- [The records]:
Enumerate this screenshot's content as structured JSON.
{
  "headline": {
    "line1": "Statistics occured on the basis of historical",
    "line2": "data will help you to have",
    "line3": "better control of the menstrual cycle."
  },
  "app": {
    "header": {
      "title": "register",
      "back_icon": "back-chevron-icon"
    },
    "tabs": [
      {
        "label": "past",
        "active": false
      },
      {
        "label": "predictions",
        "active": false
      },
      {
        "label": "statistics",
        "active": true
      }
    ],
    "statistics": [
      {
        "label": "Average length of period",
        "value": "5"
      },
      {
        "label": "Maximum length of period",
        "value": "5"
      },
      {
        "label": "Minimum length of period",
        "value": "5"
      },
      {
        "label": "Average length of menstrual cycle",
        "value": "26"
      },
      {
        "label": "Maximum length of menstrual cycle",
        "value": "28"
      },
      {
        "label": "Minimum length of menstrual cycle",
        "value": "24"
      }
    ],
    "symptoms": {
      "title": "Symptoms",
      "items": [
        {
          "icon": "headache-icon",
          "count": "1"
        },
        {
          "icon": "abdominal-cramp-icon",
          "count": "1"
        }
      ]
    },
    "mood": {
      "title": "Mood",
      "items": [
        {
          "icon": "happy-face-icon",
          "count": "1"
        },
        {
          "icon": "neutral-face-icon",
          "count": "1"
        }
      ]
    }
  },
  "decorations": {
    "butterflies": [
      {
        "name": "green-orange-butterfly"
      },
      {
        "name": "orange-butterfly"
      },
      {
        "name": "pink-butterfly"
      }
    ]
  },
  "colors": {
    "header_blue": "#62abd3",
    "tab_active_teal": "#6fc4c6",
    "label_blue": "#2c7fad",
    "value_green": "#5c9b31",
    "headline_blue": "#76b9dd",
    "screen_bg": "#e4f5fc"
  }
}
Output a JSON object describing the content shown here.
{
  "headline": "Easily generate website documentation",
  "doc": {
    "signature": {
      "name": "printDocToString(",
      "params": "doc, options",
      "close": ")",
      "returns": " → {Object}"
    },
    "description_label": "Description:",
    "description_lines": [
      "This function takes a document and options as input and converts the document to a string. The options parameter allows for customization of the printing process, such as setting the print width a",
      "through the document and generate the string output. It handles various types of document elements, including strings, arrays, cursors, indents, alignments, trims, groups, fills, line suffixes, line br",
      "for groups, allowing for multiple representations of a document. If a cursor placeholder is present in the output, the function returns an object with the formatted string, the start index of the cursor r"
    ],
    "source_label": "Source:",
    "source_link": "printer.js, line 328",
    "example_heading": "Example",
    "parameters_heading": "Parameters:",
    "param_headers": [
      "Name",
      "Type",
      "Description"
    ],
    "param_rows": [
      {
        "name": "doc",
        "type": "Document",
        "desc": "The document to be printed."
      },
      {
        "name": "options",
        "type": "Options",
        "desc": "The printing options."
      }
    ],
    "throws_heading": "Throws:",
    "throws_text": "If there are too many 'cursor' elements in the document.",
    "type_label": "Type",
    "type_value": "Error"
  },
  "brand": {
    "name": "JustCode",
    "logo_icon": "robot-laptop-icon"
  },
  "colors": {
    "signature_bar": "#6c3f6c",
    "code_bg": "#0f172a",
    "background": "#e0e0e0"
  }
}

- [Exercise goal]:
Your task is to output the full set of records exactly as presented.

- [Task output]:
Enumerate this screenshot's content as structured JSON.
{
  "headline": {
    "line1": "Statistics occured on the basis of historical",
    "line2": "data will help you to have",
    "line3": "better control of the menstrual cycle."
  },
  "app": {
    "header": {
      "title": "register",
      "back_icon": "back-chevron-icon"
    },
    "tabs": [
      {
        "label": "past",
        "active": false
      },
      {
        "label": "predictions",
        "active": false
      },
      {
        "label": "statistics",
        "active": true
      }
    ],
    "statistics": [
      {
        "label": "Average length of period",
        "value": "5"
      },
      {
        "label": "Maximum length of period",
        "value": "5"
      },
      {
        "label": "Minimum length of period",
        "value": "5"
      },
      {
        "label": "Average length of menstrual cycle",
        "value": "26"
      },
      {
        "label": "Maximum length of menstrual cycle",
        "value": "28"
      },
      {
        "label": "Minimum length of menstrual cycle",
        "value": "24"
      }
    ],
    "symptoms": {
      "title": "Symptoms",
      "items": [
        {
          "icon": "headache-icon",
          "count": "1"
        },
        {
          "icon": "abdominal-cramp-icon",
          "count": "1"
        }
      ]
    },
    "mood": {
      "title": "Mood",
      "items": [
        {
          "icon": "happy-face-icon",
          "count": "1"
        },
        {
          "icon": "neutral-face-icon",
          "count": "1"
        }
      ]
    }
  },
  "decorations": {
    "butterflies": [
      {
        "name": "green-orange-butterfly"
      },
      {
        "name": "orange-butterfly"
      },
      {
        "name": "pink-butterfly"
      }
    ]
  },
  "colors": {
    "header_blue": "#62abd3",
    "tab_active_teal": "#6fc4c6",
    "label_blue": "#2c7fad",
    "value_green": "#5c9b31",
    "headline_blue": "#76b9dd",
    "screen_bg": "#e4f5fc"
  }
}
Output a JSON object describing the content shown here.
{
  "headline": "Easily generate website documentation",
  "doc": {
    "signature": {
      "name": "printDocToString(",
      "params": "doc, options",
      "close": ")",
      "returns": " → {Object}"
    },
    "description_label": "Description:",
    "description_lines": [
      "This function takes a document and options as input and converts the document to a string. The options parameter allows for customization of the printing process, such as setting the print width a",
      "through the document and generate the string output. It handles various types of document elements, including strings, arrays, cursors, indents, alignments, trims, groups, fills, line suffixes, line br",
      "for groups, allowing for multiple representations of a document. If a cursor placeholder is present in the output, the function returns an object with the formatted string, the start index of the cursor r"
    ],
    "source_label": "Source:",
    "source_link": "printer.js, line 328",
    "example_heading": "Example",
    "parameters_heading": "Parameters:",
    "param_headers": [
      "Name",
      "Type",
      "Description"
    ],
    "param_rows": [
      {
        "name": "doc",
        "type": "Document",
        "desc": "The document to be printed."
      },
      {
        "name": "options",
        "type": "Options",
        "desc": "The printing options."
      }
    ],
    "throws_heading": "Throws:",
    "throws_text": "If there are too many 'cursor' elements in the document.",
    "type_label": "Type",
    "type_value": "Error"
  },
  "brand": {
    "name": "JustCode",
    "logo_icon": "robot-laptop-icon"
  },
  "colors": {
    "signature_bar": "#6c3f6c",
    "code_bg": "#0f172a",
    "background": "#e0e0e0"
  }
}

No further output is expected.